As officials in Hawaii work to determine the identities of the over 100 people who died in the Maui wildfires, the community fears children will make up a large part of the death toll.
When the fast-moving wildfires broke out on August 8, many children were home from school because the dangerous winds of a hurricane off the coast of Hawaii forced school closures.
Jessica Sill, an elementary school teacher at Lahaina King Kamehameha III, told the Wall Street Journal that she fears some children were home alone the day of the fires.
"Our parents work one, two, three jobs just to get by and they can’t afford to take a day off. Without school, there was nowhere for [kids] to go that day," she said.
But with no warning that fires near Lahaina were about to engulf the town, there was no time for people to conduct orderly evacuations to keep track of children and ensure they got to safety first.
Sill added that two of her former students lost a seven-year-old cousin, who was found alongside his family in a burned-out car. She also said that she's worried about the students who survived and how they'll be able to process the trauma of the tragedy.
Data from Hawaii authorities shows that at least 115 people died in the fire that totally consumed Lahaina. The number of deaths is expected to rise significantly, as authorities have only thoroughly searched around 38 percent of the disaster zone.
State Rep. Elle Cochran, a Democrat who represents West Maui, including Lahaina, said she expects the final death toll to be at least several hundred people.
According to HIDOE, of the 3,001 students initially enrolled across four schools in the Lahaina public school system, 538 have already re-enrolled in other public schools and another 438 have enrolled in the State Distance Learning Program.
This leaves 2,025 students unaccounted for. They have not re-enrolled in other public schools or opted for distance learning for the time being. State officials note that many may have moved out of state or enrolled in private schools. (Related: Over 2,400 kids are missing in Maui, but aren't included in the government's death toll.)
The four schools comprise two elementary, one intermediary and one high school. They have been closed due to extensive damage caused by the fire. One elementary school was damaged so severely that it is unlikely to reopen soon, while the others have suffered significant damage from winds, debris and soot.
Private schools in Maui are also impacted. Maui Preparatory Academy received about 1,000 new applications and reshuffled its campus to accommodate 110 new students, a 40 percent enrollment increase. Sacred Heart School, with about 200 students, was destroyed by the fire.

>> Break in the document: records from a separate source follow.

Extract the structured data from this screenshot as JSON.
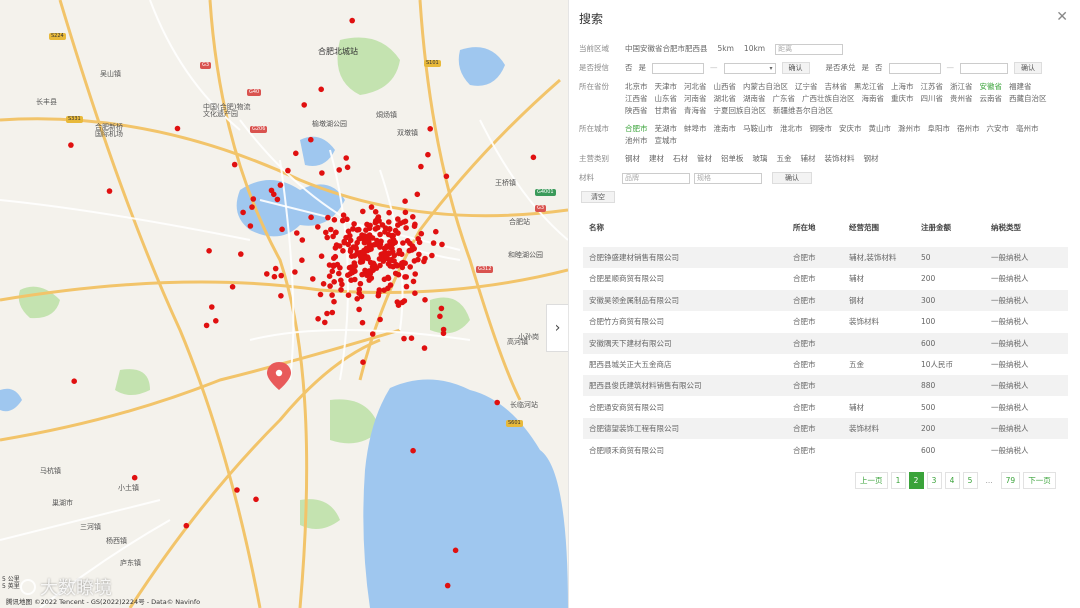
{
  "map": {
    "place_labels": [
      {
        "text": "合肥北城站",
        "big": true
      },
      {
        "text": "中国(合肥)物流\n文化遗产园",
        "big": false
      },
      {
        "text": "合肥新桥\n国际机场",
        "big": false
      },
      {
        "text": "榆墩湖公园",
        "big": false
      },
      {
        "text": "长临河站",
        "big": false
      },
      {
        "text": "合肥站",
        "big": false
      },
      {
        "text": "和睦湖公园",
        "big": false
      },
      {
        "text": "长丰县",
        "big": false
      },
      {
        "text": "吴山镇",
        "big": false
      },
      {
        "text": "小土镇",
        "big": false
      },
      {
        "text": "三河镇",
        "big": false
      },
      {
        "text": "马杭镇",
        "big": false
      },
      {
        "text": "王桥镇",
        "big": false
      },
      {
        "text": "高河镇",
        "big": false
      },
      {
        "text": "烔炀镇",
        "big": false
      },
      {
        "text": "小孙岗",
        "big": false
      },
      {
        "text": "巢湖市",
        "big": false
      },
      {
        "text": "杨西镇",
        "big": false
      },
      {
        "text": "双墩镇",
        "big": false
      },
      {
        "text": "庐东镇",
        "big": false
      }
    ],
    "road_badges": [
      {
        "text": "G3",
        "color": "red"
      },
      {
        "text": "S224",
        "color": "yellow"
      },
      {
        "text": "G40",
        "color": "red"
      },
      {
        "text": "S101",
        "color": "yellow"
      },
      {
        "text": "G206",
        "color": "red"
      },
      {
        "text": "G4001",
        "color": "green"
      },
      {
        "text": "G312",
        "color": "red"
      },
      {
        "text": "S331",
        "color": "yellow"
      },
      {
        "text": "G3",
        "color": "red"
      },
      {
        "text": "S601",
        "color": "yellow"
      }
    ],
    "toggle_icon": "chevron-right-icon",
    "toggle_glyph": "›",
    "watermark": "大数瞭境",
    "scale": "5 公里\n5 英里",
    "copyright": "腾讯地图 ©2022 Tencent - GS(2022)2224号 - Data© Navinfo"
  },
  "panel": {
    "title": "搜索",
    "close_glyph": "✕",
    "area": {
      "label": "当前区域",
      "value": "中国安徽省合肥市肥西县",
      "options": [
        "5km",
        "10km"
      ],
      "input_placeholder": "距离"
    },
    "export": {
      "label": "是否授信",
      "yes_label": "否",
      "no_label": "是",
      "confirm": "确认",
      "label2": "是否承兑",
      "yes2": "是",
      "no2": "否",
      "confirm2": "确认"
    },
    "province": {
      "label": "所在省份",
      "items": [
        "北京市",
        "天津市",
        "河北省",
        "山西省",
        "内蒙古自治区",
        "辽宁省",
        "吉林省",
        "黑龙江省",
        "上海市",
        "江苏省",
        "浙江省",
        "安徽省",
        "福建省",
        "江西省",
        "山东省",
        "河南省",
        "湖北省",
        "湖南省",
        "广东省",
        "广西壮族自治区",
        "海南省",
        "重庆市",
        "四川省",
        "贵州省",
        "云南省",
        "西藏自治区",
        "陕西省",
        "甘肃省",
        "青海省",
        "宁夏回族自治区",
        "新疆维吾尔自治区"
      ],
      "active": "安徽省"
    },
    "city": {
      "label": "所在城市",
      "items": [
        "合肥市",
        "芜湖市",
        "蚌埠市",
        "淮南市",
        "马鞍山市",
        "淮北市",
        "铜陵市",
        "安庆市",
        "黄山市",
        "滁州市",
        "阜阳市",
        "宿州市",
        "六安市",
        "亳州市",
        "池州市",
        "宣城市"
      ],
      "active": "合肥市"
    },
    "category": {
      "label": "主营类别",
      "items": [
        "钢材",
        "建材",
        "石材",
        "管材",
        "铝单板",
        "玻璃",
        "五金",
        "辅材",
        "装饰材料",
        "钢材"
      ]
    },
    "material": {
      "label": "材料",
      "placeholder1": "品牌",
      "placeholder2": "规格",
      "confirm": "确认"
    },
    "clear": "清空",
    "table": {
      "headers": [
        "名称",
        "所在地",
        "经营范围",
        "注册金额",
        "纳税类型"
      ],
      "rows": [
        [
          "合肥铮盛建材销售有限公司",
          "合肥市",
          "辅材,装饰材料",
          "50",
          "一般纳税人"
        ],
        [
          "合肥星顺商贸有限公司",
          "合肥市",
          "辅材",
          "200",
          "一般纳税人"
        ],
        [
          "安徽昊领金属制品有限公司",
          "合肥市",
          "钢材",
          "300",
          "一般纳税人"
        ],
        [
          "合肥竹方商贸有限公司",
          "合肥市",
          "装饰材料",
          "100",
          "一般纳税人"
        ],
        [
          "安徽隅天下建材有限公司",
          "合肥市",
          "",
          "600",
          "一般纳税人"
        ],
        [
          "肥西县城关正大五金商店",
          "合肥市",
          "五金",
          "10人民币",
          "一般纳税人"
        ],
        [
          "肥西县俊氏建筑材料销售有限公司",
          "合肥市",
          "",
          "880",
          "一般纳税人"
        ],
        [
          "合肥通安商贸有限公司",
          "合肥市",
          "辅材",
          "500",
          "一般纳税人"
        ],
        [
          "合肥德望装饰工程有限公司",
          "合肥市",
          "装饰材料",
          "200",
          "一般纳税人"
        ],
        [
          "合肥顺禾商贸有限公司",
          "合肥市",
          "",
          "600",
          "一般纳税人"
        ]
      ]
    },
    "pagination": {
      "prev": "上一页",
      "pages": [
        "1",
        "2",
        "3",
        "4",
        "5",
        "...",
        "79"
      ],
      "current": "2",
      "next": "下一页"
    }
  },
  "colors": {
    "accent": "#3aa33a",
    "marker": "#e01010",
    "water": "#9fc7ef",
    "park": "#c4e3b0",
    "road_major": "#f2c46a",
    "road_minor": "#ffffff"
  }
}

Watch this Fox report about the many missing individuals after the Lahaina disaster.
This video is from the Daily Videos channel on Brighteon.com.